- PROVIDED INFORMATION
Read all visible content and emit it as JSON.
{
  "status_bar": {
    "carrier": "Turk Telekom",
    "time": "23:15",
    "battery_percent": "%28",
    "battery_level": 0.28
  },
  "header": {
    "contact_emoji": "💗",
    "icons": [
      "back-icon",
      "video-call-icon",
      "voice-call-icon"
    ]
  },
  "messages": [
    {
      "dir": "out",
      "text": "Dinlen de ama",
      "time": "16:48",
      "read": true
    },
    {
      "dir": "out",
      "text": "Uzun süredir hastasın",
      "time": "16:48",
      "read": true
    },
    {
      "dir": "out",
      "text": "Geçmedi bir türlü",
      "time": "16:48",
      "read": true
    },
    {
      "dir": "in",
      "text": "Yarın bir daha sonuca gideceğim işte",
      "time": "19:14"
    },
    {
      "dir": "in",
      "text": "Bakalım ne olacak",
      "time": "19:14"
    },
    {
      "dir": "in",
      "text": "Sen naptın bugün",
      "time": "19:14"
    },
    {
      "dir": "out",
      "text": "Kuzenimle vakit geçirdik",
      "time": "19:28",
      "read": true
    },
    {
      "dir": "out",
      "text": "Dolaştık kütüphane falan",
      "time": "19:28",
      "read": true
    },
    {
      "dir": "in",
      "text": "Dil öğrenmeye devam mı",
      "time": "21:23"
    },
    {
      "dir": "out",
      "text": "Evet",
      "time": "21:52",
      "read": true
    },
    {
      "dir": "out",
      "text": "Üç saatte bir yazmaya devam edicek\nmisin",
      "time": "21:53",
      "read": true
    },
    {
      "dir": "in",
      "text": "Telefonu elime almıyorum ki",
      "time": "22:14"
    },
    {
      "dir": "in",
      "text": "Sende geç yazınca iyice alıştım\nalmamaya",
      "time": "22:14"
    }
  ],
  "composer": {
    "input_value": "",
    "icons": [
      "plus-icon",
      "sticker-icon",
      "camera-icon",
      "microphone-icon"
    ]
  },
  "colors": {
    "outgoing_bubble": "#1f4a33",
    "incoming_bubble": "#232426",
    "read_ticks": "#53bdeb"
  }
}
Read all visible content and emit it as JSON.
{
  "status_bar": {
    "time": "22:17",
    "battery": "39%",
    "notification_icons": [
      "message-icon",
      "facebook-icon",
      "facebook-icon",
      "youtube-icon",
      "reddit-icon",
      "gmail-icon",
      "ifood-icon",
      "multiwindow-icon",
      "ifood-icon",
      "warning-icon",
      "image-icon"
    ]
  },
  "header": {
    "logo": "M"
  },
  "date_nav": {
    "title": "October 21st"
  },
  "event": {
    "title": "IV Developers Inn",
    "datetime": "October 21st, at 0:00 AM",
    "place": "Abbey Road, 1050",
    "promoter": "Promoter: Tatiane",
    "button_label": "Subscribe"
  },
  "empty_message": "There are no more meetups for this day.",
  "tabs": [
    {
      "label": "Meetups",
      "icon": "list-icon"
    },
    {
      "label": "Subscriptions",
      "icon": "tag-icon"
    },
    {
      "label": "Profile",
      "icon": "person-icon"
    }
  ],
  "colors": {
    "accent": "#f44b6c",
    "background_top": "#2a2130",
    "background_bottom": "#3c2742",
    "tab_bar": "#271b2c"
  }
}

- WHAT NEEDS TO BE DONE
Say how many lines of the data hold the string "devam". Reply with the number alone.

- RESULT OF THE TASK
2